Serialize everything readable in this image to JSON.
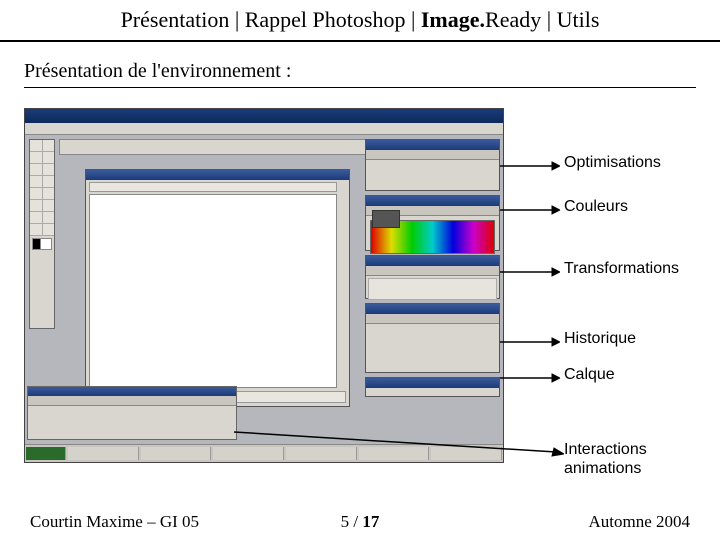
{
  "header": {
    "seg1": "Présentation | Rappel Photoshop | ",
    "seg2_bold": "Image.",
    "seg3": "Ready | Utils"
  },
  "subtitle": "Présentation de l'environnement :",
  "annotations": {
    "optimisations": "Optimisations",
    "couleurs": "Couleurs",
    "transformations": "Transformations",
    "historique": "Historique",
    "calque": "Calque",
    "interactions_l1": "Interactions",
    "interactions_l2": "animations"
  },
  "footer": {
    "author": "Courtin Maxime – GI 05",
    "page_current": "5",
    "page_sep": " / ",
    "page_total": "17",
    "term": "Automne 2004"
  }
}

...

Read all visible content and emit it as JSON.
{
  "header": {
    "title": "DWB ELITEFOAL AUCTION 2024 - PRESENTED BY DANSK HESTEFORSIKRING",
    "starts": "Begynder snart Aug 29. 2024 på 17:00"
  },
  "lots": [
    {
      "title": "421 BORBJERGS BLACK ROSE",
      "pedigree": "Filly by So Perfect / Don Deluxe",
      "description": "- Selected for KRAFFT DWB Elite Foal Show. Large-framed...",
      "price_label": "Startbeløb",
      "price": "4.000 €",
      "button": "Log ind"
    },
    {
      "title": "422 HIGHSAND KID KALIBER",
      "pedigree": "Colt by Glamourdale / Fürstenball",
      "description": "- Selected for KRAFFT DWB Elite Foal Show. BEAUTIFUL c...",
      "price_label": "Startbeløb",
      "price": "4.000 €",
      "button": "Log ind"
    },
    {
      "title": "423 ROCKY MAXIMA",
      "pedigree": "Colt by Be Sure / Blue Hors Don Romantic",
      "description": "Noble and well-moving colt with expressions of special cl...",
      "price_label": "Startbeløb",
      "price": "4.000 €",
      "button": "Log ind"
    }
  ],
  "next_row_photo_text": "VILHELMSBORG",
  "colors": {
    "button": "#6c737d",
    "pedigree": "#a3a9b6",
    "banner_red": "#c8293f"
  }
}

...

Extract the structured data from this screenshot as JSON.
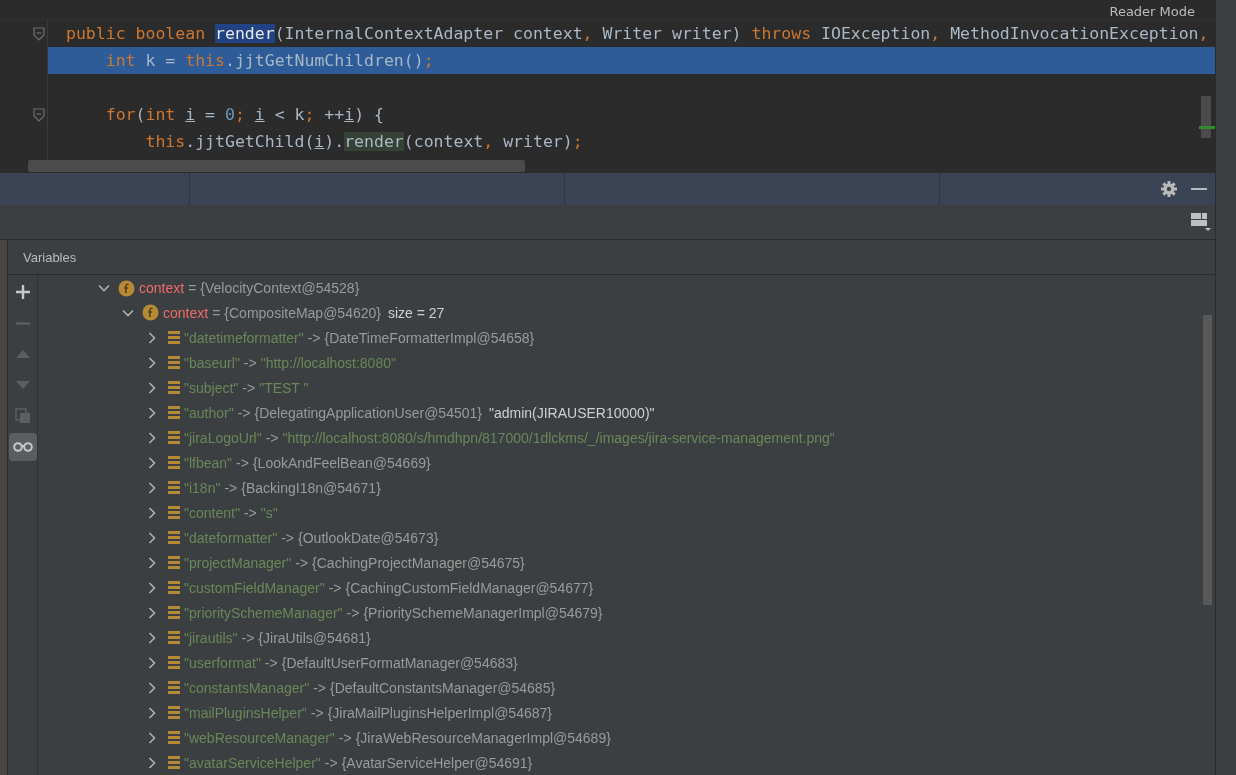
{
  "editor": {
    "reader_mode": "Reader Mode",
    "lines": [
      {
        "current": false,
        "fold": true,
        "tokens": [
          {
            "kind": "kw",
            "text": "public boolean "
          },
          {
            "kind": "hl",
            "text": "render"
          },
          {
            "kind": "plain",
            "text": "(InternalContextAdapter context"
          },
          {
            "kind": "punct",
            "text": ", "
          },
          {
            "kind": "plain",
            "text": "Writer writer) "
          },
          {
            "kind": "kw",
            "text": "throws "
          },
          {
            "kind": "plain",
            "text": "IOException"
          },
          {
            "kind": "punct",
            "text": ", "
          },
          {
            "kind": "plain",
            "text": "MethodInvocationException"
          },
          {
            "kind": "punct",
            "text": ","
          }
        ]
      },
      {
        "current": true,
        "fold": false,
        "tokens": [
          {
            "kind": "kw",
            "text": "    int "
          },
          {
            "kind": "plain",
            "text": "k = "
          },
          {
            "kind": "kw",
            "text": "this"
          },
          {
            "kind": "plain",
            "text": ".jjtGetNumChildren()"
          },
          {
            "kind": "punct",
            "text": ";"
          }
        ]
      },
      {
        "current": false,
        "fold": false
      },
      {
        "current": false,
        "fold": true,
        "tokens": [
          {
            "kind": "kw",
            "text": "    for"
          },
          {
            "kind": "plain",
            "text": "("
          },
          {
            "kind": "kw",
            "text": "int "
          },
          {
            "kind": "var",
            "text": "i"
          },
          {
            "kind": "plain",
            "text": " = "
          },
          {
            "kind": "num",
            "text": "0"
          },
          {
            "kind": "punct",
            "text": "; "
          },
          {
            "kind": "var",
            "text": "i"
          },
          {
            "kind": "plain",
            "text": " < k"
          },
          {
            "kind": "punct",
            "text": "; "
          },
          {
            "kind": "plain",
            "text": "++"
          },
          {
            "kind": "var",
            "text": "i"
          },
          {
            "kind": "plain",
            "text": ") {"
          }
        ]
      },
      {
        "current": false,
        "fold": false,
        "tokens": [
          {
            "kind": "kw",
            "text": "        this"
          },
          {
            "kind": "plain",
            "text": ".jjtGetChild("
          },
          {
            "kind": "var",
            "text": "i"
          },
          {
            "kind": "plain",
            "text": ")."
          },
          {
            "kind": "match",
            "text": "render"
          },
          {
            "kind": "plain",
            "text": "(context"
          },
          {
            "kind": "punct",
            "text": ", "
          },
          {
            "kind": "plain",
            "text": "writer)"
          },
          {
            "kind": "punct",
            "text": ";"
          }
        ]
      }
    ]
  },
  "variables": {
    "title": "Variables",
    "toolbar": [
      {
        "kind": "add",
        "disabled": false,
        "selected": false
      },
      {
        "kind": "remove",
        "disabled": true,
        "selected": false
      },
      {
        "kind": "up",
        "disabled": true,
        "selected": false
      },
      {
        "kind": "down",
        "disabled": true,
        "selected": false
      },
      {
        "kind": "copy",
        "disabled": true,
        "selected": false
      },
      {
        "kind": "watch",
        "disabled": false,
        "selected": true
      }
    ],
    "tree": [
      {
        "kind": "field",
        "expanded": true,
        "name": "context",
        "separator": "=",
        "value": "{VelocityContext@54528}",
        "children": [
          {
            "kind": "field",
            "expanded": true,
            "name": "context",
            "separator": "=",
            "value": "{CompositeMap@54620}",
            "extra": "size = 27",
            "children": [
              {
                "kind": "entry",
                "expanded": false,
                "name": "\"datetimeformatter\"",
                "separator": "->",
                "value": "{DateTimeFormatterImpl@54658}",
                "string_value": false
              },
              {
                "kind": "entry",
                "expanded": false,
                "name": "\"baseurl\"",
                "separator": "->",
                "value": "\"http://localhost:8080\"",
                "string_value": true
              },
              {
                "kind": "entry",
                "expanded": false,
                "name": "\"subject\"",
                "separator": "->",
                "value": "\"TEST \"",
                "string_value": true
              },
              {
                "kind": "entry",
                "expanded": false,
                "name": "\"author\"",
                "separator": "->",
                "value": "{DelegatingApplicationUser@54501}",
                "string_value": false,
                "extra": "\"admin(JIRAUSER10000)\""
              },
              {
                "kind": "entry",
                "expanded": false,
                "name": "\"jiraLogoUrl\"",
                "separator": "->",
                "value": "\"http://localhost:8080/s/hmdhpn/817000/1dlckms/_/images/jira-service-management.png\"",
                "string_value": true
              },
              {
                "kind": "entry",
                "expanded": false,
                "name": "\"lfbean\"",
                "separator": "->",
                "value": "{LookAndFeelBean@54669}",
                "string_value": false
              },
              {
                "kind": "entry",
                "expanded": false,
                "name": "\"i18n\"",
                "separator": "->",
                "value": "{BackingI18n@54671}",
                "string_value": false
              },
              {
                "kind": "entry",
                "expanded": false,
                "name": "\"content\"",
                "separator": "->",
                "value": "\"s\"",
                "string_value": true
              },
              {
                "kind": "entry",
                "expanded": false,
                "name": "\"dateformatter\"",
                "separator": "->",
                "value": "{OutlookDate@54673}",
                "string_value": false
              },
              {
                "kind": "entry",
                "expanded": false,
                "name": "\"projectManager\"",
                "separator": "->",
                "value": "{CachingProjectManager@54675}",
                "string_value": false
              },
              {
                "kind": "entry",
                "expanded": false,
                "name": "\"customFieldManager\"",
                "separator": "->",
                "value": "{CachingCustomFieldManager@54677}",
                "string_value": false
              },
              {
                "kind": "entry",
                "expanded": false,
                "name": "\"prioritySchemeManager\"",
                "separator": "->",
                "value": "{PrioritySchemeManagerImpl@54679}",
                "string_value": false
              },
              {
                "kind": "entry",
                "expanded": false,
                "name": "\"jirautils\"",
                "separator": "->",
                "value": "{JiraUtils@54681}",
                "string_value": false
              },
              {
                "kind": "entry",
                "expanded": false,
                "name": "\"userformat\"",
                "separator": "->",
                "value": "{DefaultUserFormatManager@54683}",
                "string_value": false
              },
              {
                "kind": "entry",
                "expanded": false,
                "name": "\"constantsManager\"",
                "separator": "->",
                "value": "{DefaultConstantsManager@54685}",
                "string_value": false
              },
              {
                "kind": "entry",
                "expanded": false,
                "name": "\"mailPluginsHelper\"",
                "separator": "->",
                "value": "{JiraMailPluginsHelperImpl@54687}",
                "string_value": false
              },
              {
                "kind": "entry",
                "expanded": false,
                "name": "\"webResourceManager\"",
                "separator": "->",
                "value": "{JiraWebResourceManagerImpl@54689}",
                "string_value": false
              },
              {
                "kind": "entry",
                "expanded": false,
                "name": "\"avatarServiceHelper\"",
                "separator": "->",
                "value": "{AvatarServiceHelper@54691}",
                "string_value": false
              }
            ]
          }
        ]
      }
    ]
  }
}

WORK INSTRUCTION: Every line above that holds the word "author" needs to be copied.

WORKED SOLUTION:
    "author": "Courtin Maxime – GI 05",
                "name": "\"author\"",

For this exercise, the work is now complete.